What is health literacy?
Health literacy is defined as: the degree to which individuals have the capacity to obtain, communicate, process and understand the basic health information and services needed to make appropriate health decisions.
–The Patient Protection and Affordable Care Act, 2010
In other words, health literacy is the ability to make good health decisions every day.
- Read and evaluate complex health information
- Weigh the risks and benefits of medical procedures
- Comprehend the doctor’s advice
- Use math to calculate medicine dosage
- Interpret test results
- Find health information on our own
This is not always easy.
More than 90 million people in the United States –about the same number of people in France, Belgium and the Netherlands combined—have a hard time understanding and using health information. In Missouri, low health literacy affects 1.6 million adults.

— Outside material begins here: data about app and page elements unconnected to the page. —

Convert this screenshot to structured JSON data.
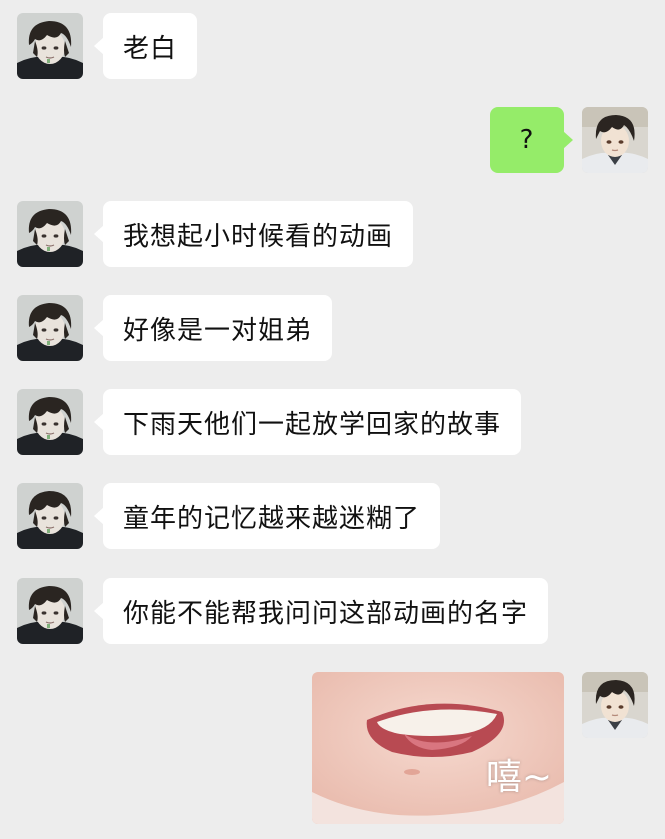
{
  "messages": [
    {
      "side": "left",
      "text": "老白"
    },
    {
      "side": "right",
      "text": "?"
    },
    {
      "side": "left",
      "text": "我想起小时候看的动画"
    },
    {
      "side": "left",
      "text": "好像是一对姐弟"
    },
    {
      "side": "left",
      "text": "下雨天他们一起放学回家的故事"
    },
    {
      "side": "left",
      "text": "童年的记忆越来越迷糊了"
    },
    {
      "side": "left",
      "text": "你能不能帮我问问这部动画的名字"
    }
  ],
  "sticker": {
    "caption": "嘻~"
  },
  "colors": {
    "background": "#ededed",
    "incoming": "#ffffff",
    "outgoing": "#95ec69"
  }
}
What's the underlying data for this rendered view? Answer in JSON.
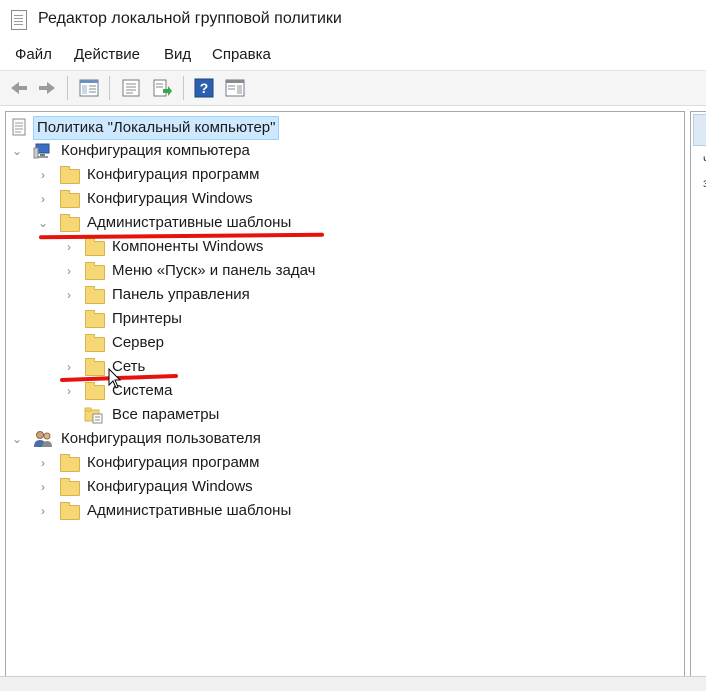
{
  "window": {
    "title": "Редактор локальной групповой политики"
  },
  "menu": [
    "Файл",
    "Действие",
    "Вид",
    "Справка"
  ],
  "toolbar": {
    "buttons": [
      "back-arrow-icon",
      "forward-arrow-icon",
      "show-hide-tree-icon",
      "properties-icon",
      "export-list-icon",
      "help-icon",
      "show-hide-action-pane-icon"
    ],
    "help_glyph": "?"
  },
  "tree": {
    "root": "Политика \"Локальный компьютер\"",
    "computer_config": {
      "label": "Конфигурация компьютера",
      "software": "Конфигурация программ",
      "windows": "Конфигурация Windows",
      "admin_templates": {
        "label": "Административные шаблоны",
        "children": {
          "windows_components": "Компоненты Windows",
          "start_menu": "Меню «Пуск» и панель задач",
          "control_panel": "Панель управления",
          "printers": "Принтеры",
          "server": "Сервер",
          "network": "Сеть",
          "system": "Система",
          "all_settings": "Все параметры"
        }
      }
    },
    "user_config": {
      "label": "Конфигурация пользователя",
      "software": "Конфигурация программ",
      "windows": "Конфигурация Windows",
      "admin_templates": "Административные шаблоны"
    }
  },
  "right_pane": {
    "line1": "ч",
    "line2": "з"
  },
  "annotation_color": "#e8120c"
}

The risks are great. People with low health literacy are:
- More likely to be hospitalized
- More likely to use emergency rooms
- More likely to have medication and treatment errors
- Less likely to follow through with their treatment plans
- Less likely to obtain preventative care
They are also more likely to die earlier.
Low health literacy costs the U.S. economy between $106 billion and $236 billion annually. For Missouri, the number ranges from $3.3 billion to $7.5 billion annually.
Improving health literacy has become a national effort with the release of the National Action Plan to Improve Health Literacy in May 2010.
Missouri faces several health challenges. It ranks among the lowest states for premature death, obesity, smoking and preventable hospitalizations.
Looking at health determinants and health outcomes, the United Health Foundation ranks Missouri 38 among all states. Missouri ranked 36 in a Commonwealth Fund measurement that looked at performance in access, prevention and treatment, avoidable hospital use and costs, equity and healthy lives.
Low health literacy has been linked to many of the health issues Missouri faces. A 2011 updated literature review confirmed that adults with low health literacy tend to:
- Have poor health status
- Use emergency rooms and inpatient care more frequently
- Have a higher risk of death
Learn more about “The State of Missouri’s Health” at www.covermissouri.org/facts.